What the task asks
Return the lines below that carry the word "OCCURRENCE".

Input material
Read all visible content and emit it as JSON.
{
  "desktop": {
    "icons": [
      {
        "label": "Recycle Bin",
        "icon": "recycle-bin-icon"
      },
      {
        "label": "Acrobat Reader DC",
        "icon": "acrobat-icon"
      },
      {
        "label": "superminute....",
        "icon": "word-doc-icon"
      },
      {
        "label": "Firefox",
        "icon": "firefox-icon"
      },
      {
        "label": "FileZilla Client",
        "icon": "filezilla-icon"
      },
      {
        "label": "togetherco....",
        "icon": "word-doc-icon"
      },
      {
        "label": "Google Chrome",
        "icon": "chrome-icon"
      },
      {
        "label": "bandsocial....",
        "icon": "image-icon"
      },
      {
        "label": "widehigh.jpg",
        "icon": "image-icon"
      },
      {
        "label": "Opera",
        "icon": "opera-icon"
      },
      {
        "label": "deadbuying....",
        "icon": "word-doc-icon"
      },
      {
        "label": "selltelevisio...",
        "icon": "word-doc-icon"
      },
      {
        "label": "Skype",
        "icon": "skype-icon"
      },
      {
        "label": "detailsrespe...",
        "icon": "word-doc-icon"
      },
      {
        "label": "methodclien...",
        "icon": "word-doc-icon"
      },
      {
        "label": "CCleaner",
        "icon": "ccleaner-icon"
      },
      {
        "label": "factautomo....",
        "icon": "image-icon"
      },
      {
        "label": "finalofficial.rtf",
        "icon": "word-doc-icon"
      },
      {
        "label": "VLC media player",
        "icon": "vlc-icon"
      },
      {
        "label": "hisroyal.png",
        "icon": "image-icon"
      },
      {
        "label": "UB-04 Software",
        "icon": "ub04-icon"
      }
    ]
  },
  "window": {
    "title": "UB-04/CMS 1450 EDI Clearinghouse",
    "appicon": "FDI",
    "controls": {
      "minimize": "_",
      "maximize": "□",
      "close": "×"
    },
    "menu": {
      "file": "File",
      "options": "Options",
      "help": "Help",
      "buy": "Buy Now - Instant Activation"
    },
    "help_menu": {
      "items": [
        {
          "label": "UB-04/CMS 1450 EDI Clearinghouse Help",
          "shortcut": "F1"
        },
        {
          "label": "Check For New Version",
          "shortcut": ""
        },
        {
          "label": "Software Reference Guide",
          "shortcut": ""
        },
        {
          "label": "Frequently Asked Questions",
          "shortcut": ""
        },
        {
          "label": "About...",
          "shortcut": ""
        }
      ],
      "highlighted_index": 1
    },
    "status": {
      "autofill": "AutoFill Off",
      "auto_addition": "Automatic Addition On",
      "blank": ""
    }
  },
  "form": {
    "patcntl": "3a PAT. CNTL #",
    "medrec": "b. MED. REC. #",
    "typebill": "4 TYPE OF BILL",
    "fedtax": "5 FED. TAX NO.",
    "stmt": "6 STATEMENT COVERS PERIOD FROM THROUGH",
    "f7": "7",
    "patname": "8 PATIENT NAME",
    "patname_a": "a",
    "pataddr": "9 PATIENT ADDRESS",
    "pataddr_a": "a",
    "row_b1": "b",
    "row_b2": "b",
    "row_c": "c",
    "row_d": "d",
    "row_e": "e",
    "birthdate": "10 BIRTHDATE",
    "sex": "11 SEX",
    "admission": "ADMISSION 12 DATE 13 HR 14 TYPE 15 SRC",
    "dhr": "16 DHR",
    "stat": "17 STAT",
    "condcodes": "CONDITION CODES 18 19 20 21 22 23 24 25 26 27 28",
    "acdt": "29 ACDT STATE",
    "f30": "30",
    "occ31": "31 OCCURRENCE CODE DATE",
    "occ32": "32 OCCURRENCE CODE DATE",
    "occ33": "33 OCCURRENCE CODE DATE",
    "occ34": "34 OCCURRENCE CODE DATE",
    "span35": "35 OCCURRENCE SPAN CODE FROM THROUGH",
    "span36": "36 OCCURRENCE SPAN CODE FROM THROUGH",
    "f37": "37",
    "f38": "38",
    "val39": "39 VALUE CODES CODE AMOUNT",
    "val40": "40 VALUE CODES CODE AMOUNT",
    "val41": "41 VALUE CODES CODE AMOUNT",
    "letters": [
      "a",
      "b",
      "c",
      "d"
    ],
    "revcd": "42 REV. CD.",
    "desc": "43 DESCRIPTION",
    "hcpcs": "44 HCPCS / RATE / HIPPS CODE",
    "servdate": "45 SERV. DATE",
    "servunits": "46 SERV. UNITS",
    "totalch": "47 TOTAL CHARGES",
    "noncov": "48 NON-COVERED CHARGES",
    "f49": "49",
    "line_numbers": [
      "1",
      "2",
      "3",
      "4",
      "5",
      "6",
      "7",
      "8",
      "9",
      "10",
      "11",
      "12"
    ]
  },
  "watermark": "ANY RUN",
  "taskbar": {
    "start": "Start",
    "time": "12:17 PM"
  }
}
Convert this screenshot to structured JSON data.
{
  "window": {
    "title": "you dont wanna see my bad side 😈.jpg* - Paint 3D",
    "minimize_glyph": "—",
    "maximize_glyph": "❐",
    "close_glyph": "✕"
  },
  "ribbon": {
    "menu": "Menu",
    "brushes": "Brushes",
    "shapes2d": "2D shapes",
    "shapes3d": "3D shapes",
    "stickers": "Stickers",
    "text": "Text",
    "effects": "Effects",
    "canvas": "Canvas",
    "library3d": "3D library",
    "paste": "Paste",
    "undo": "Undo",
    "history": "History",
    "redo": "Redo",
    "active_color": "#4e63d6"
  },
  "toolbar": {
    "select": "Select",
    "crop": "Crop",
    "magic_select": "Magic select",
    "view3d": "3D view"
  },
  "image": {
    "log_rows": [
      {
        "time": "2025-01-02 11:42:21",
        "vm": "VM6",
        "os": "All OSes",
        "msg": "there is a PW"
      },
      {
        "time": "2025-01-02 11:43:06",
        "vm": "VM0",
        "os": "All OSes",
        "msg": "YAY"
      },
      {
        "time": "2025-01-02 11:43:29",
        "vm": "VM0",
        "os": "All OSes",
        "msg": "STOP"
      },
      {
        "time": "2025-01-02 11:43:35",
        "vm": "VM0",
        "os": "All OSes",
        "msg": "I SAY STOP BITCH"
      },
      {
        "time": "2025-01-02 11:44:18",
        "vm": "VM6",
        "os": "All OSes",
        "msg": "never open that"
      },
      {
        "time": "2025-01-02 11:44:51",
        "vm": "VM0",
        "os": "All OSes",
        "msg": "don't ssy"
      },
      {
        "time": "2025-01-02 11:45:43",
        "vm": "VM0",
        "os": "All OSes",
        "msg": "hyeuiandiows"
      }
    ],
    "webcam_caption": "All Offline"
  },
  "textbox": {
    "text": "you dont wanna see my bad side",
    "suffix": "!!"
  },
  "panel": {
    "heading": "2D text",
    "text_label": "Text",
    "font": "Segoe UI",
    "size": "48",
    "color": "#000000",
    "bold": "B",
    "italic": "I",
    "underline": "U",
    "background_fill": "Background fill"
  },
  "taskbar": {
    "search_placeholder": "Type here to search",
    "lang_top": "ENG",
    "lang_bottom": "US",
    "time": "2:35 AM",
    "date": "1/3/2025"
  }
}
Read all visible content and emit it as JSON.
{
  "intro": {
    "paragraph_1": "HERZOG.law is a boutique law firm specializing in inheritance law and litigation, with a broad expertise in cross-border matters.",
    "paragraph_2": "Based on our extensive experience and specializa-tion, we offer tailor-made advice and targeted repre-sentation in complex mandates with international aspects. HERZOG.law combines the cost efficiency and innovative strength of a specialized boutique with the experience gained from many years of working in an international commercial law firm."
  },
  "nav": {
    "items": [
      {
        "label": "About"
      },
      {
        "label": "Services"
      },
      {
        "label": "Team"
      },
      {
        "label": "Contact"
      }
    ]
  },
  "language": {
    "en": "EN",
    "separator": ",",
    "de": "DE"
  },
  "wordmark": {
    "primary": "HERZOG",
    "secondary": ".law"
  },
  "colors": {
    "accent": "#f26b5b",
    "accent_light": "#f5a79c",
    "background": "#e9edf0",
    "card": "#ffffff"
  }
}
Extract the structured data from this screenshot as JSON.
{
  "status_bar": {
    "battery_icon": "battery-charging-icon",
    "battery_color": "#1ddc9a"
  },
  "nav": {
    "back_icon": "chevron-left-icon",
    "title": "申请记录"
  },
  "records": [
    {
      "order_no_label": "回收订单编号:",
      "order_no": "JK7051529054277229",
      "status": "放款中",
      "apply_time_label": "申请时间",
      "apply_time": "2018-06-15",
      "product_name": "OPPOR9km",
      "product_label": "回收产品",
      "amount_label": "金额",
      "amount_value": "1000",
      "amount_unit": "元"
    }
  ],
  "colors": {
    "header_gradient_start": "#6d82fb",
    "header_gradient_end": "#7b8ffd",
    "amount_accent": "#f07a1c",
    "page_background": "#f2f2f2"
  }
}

Response
    "occ31": "31 OCCURRENCE CODE DATE",
    "occ32": "32 OCCURRENCE CODE DATE",
    "occ33": "33 OCCURRENCE CODE DATE",
    "occ34": "34 OCCURRENCE CODE DATE",
    "span35": "35 OCCURRENCE SPAN CODE FROM THROUGH",
    "span36": "36 OCCURRENCE SPAN CODE FROM THROUGH",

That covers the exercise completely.